[[ Dataset records, beginning ]]
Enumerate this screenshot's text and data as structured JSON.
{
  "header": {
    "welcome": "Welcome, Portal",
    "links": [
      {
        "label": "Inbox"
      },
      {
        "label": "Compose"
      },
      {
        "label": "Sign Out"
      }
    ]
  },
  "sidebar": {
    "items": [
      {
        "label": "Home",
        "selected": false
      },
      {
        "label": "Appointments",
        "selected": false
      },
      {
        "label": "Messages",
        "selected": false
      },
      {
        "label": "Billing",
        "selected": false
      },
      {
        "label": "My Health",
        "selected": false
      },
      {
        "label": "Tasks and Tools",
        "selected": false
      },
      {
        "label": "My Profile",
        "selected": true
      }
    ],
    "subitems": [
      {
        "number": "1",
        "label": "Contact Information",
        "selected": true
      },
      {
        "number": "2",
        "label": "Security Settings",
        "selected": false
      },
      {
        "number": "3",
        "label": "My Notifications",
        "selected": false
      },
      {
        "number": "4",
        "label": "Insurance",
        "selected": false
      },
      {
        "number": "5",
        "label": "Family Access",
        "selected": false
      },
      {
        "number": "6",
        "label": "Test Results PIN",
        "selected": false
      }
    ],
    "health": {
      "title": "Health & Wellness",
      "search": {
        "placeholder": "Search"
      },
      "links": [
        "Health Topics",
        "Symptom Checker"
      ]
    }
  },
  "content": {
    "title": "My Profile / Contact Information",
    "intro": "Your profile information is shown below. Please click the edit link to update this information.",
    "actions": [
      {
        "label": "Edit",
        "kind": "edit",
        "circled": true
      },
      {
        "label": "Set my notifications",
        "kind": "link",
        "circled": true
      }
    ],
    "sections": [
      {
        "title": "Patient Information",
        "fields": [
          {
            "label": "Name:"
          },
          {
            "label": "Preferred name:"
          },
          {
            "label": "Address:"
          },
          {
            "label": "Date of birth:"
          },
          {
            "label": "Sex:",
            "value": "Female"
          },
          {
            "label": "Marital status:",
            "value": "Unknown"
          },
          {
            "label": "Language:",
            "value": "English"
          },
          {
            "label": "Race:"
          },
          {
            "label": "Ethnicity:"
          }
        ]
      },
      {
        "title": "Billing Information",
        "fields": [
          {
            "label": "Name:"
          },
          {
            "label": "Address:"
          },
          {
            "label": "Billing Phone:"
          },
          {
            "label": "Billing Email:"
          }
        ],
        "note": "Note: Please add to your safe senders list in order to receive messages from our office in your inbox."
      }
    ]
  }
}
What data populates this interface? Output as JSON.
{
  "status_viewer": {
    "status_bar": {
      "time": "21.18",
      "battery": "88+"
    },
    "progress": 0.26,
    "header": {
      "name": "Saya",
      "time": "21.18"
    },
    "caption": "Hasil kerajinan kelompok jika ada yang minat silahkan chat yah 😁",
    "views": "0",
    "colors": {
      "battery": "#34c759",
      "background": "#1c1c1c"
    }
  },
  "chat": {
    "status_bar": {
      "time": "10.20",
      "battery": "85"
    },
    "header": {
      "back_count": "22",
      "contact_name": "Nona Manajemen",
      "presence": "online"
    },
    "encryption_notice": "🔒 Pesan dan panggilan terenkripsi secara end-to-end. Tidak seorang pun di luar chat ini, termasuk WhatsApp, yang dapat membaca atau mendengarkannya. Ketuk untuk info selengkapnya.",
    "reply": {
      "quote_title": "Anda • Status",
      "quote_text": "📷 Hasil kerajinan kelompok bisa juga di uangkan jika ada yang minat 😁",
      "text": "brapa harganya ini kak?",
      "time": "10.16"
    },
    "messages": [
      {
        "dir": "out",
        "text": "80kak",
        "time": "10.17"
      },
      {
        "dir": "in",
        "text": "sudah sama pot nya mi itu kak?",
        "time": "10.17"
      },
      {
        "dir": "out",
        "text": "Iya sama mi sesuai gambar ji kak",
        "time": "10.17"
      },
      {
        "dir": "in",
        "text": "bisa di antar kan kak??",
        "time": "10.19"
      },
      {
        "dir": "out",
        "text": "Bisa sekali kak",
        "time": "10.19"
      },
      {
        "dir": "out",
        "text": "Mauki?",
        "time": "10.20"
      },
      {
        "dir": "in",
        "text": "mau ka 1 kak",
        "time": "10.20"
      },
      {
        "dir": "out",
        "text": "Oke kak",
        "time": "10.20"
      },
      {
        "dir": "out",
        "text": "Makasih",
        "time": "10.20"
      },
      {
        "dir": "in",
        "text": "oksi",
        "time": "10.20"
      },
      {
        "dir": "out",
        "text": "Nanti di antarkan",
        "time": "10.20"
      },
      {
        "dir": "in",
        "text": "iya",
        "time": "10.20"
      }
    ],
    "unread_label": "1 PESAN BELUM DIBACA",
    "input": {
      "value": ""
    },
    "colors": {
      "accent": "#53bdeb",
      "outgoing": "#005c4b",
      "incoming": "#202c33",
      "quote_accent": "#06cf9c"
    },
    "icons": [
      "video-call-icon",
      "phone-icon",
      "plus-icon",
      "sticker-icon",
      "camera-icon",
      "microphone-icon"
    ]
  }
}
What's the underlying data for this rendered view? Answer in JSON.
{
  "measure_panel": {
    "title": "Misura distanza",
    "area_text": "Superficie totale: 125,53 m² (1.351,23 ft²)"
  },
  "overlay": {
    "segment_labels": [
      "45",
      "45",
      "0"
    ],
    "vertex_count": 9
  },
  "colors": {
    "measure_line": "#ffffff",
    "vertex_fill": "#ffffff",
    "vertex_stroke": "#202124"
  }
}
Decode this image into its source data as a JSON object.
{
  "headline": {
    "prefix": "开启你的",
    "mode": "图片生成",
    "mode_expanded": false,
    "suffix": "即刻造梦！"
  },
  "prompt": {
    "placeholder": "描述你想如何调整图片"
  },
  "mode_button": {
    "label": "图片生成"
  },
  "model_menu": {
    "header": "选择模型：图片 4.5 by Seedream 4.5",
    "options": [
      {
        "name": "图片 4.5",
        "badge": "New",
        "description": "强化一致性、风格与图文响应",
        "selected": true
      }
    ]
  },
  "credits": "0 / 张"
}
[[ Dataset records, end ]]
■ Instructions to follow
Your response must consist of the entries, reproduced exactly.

■ Task solution
Enumerate this screenshot's text and data as structured JSON.
{
  "header": {
    "welcome": "Welcome, Portal",
    "links": [
      {
        "label": "Inbox"
      },
      {
        "label": "Compose"
      },
      {
        "label": "Sign Out"
      }
    ]
  },
  "sidebar": {
    "items": [
      {
        "label": "Home",
        "selected": false
      },
      {
        "label": "Appointments",
        "selected": false
      },
      {
        "label": "Messages",
        "selected": false
      },
      {
        "label": "Billing",
        "selected": false
      },
      {
        "label": "My Health",
        "selected": false
      },
      {
        "label": "Tasks and Tools",
        "selected": false
      },
      {
        "label": "My Profile",
        "selected": true
      }
    ],
    "subitems": [
      {
        "number": "1",
        "label": "Contact Information",
        "selected": true
      },
      {
        "number": "2",
        "label": "Security Settings",
        "selected": false
      },
      {
        "number": "3",
        "label": "My Notifications",
        "selected": false
      },
      {
        "number": "4",
        "label": "Insurance",
        "selected": false
      },
      {
        "number": "5",
        "label": "Family Access",
        "selected": false
      },
      {
        "number": "6",
        "label": "Test Results PIN",
        "selected": false
      }
    ],
    "health": {
      "title": "Health & Wellness",
      "search": {
        "placeholder": "Search"
      },
      "links": [
        "Health Topics",
        "Symptom Checker"
      ]
    }
  },
  "content": {
    "title": "My Profile / Contact Information",
    "intro": "Your profile information is shown below. Please click the edit link to update this information.",
    "actions": [
      {
        "label": "Edit",
        "kind": "edit",
        "circled": true
      },
      {
        "label": "Set my notifications",
        "kind": "link",
        "circled": true
      }
    ],
    "sections": [
      {
        "title": "Patient Information",
        "fields": [
          {
            "label": "Name:"
          },
          {
            "label": "Preferred name:"
          },
          {
            "label": "Address:"
          },
          {
            "label": "Date of birth:"
          },
          {
            "label": "Sex:",
            "value": "Female"
          },
          {
            "label": "Marital status:",
            "value": "Unknown"
          },
          {
            "label": "Language:",
            "value": "English"
          },
          {
            "label": "Race:"
          },
          {
            "label": "Ethnicity:"
          }
        ]
      },
      {
        "title": "Billing Information",
        "fields": [
          {
            "label": "Name:"
          },
          {
            "label": "Address:"
          },
          {
            "label": "Billing Phone:"
          },
          {
            "label": "Billing Email:"
          }
        ],
        "note": "Note: Please add to your safe senders list in order to receive messages from our office in your inbox."
      }
    ]
  }
}
What data populates this interface? Output as JSON.
{
  "status_viewer": {
    "status_bar": {
      "time": "21.18",
      "battery": "88+"
    },
    "progress": 0.26,
    "header": {
      "name": "Saya",
      "time": "21.18"
    },
    "caption": "Hasil kerajinan kelompok jika ada yang minat silahkan chat yah 😁",
    "views": "0",
    "colors": {
      "battery": "#34c759",
      "background": "#1c1c1c"
    }
  },
  "chat": {
    "status_bar": {
      "time": "10.20",
      "battery": "85"
    },
    "header": {
      "back_count": "22",
      "contact_name": "Nona Manajemen",
      "presence": "online"
    },
    "encryption_notice": "🔒 Pesan dan panggilan terenkripsi secara end-to-end. Tidak seorang pun di luar chat ini, termasuk WhatsApp, yang dapat membaca atau mendengarkannya. Ketuk untuk info selengkapnya.",
    "reply": {
      "quote_title": "Anda • Status",
      "quote_text": "📷 Hasil kerajinan kelompok bisa juga di uangkan jika ada yang minat 😁",
      "text": "brapa harganya ini kak?",
      "time": "10.16"
    },
    "messages": [
      {
        "dir": "out",
        "text": "80kak",
        "time": "10.17"
      },
      {
        "dir": "in",
        "text": "sudah sama pot nya mi itu kak?",
        "time": "10.17"
      },
      {
        "dir": "out",
        "text": "Iya sama mi sesuai gambar ji kak",
        "time": "10.17"
      },
      {
        "dir": "in",
        "text": "bisa di antar kan kak??",
        "time": "10.19"
      },
      {
        "dir": "out",
        "text": "Bisa sekali kak",
        "time": "10.19"
      },
      {
        "dir": "out",
        "text": "Mauki?",
        "time": "10.20"
      },
      {
        "dir": "in",
        "text": "mau ka 1 kak",
        "time": "10.20"
      },
      {
        "dir": "out",
        "text": "Oke kak",
        "time": "10.20"
      },
      {
        "dir": "out",
        "text": "Makasih",
        "time": "10.20"
      },
      {
        "dir": "in",
        "text": "oksi",
        "time": "10.20"
      },
      {
        "dir": "out",
        "text": "Nanti di antarkan",
        "time": "10.20"
      },
      {
        "dir": "in",
        "text": "iya",
        "time": "10.20"
      }
    ],
    "unread_label": "1 PESAN BELUM DIBACA",
    "input": {
      "value": ""
    },
    "colors": {
      "accent": "#53bdeb",
      "outgoing": "#005c4b",
      "incoming": "#202c33",
      "quote_accent": "#06cf9c"
    },
    "icons": [
      "video-call-icon",
      "phone-icon",
      "plus-icon",
      "sticker-icon",
      "camera-icon",
      "microphone-icon"
    ]
  }
}
What's the underlying data for this rendered view? Answer in JSON.
{
  "measure_panel": {
    "title": "Misura distanza",
    "area_text": "Superficie totale: 125,53 m² (1.351,23 ft²)"
  },
  "overlay": {
    "segment_labels": [
      "45",
      "45",
      "0"
    ],
    "vertex_count": 9
  },
  "colors": {
    "measure_line": "#ffffff",
    "vertex_fill": "#ffffff",
    "vertex_stroke": "#202124"
  }
}
Decode this image into its source data as a JSON object.
{
  "headline": {
    "prefix": "开启你的",
    "mode": "图片生成",
    "mode_expanded": false,
    "suffix": "即刻造梦！"
  },
  "prompt": {
    "placeholder": "描述你想如何调整图片"
  },
  "mode_button": {
    "label": "图片生成"
  },
  "model_menu": {
    "header": "选择模型：图片 4.5 by Seedream 4.5",
    "options": [
      {
        "name": "图片 4.5",
        "badge": "New",
        "description": "强化一致性、风格与图文响应",
        "selected": true
      }
    ]
  },
  "credits": "0 / 张"
}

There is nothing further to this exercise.